Everything from the line with "Decode this image" through the final line below should be copied out exactly, and nothing else should appear.

## Raw data
§

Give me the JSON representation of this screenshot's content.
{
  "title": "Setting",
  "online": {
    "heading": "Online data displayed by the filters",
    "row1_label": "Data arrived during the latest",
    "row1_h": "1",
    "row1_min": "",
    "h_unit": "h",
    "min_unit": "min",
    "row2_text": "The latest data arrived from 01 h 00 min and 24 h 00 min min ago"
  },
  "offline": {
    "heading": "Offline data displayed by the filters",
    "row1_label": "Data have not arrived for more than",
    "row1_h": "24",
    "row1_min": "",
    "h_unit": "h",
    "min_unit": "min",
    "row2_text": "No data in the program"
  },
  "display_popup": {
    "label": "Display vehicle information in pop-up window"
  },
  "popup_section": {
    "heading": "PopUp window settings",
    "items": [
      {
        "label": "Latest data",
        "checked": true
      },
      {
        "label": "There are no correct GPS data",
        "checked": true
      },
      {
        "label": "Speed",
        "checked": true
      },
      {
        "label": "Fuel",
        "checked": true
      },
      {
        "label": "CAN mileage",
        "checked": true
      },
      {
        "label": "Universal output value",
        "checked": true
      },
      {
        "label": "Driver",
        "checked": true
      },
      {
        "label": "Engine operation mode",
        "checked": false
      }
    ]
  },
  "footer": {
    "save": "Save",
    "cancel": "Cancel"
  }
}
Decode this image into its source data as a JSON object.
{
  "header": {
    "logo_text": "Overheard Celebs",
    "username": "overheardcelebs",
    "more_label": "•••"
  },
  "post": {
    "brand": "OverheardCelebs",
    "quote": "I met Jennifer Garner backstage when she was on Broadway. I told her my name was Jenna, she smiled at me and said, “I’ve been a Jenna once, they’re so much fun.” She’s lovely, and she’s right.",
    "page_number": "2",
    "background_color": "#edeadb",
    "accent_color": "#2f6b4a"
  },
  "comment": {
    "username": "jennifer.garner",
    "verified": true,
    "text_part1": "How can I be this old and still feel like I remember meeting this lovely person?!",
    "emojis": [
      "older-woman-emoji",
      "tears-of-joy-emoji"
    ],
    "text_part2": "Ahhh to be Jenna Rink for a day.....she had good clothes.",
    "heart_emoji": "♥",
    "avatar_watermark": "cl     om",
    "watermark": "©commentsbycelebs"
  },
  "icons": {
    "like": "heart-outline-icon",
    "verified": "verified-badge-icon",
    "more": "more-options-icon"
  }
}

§

## The answer
Decode this image into its source data as a JSON object.
{
  "header": {
    "logo_text": "Overheard Celebs",
    "username": "overheardcelebs",
    "more_label": "•••"
  },
  "post": {
    "brand": "OverheardCelebs",
    "quote": "I met Jennifer Garner backstage when she was on Broadway. I told her my name was Jenna, she smiled at me and said, “I’ve been a Jenna once, they’re so much fun.” She’s lovely, and she’s right.",
    "page_number": "2",
    "background_color": "#edeadb",
    "accent_color": "#2f6b4a"
  },
  "comment": {
    "username": "jennifer.garner",
    "verified": true,
    "text_part1": "How can I be this old and still feel like I remember meeting this lovely person?!",
    "emojis": [
      "older-woman-emoji",
      "tears-of-joy-emoji"
    ],
    "text_part2": "Ahhh to be Jenna Rink for a day.....she had good clothes.",
    "heart_emoji": "♥",
    "avatar_watermark": "cl     om",
    "watermark": "©commentsbycelebs"
  },
  "icons": {
    "like": "heart-outline-icon",
    "verified": "verified-badge-icon",
    "more": "more-options-icon"
  }
}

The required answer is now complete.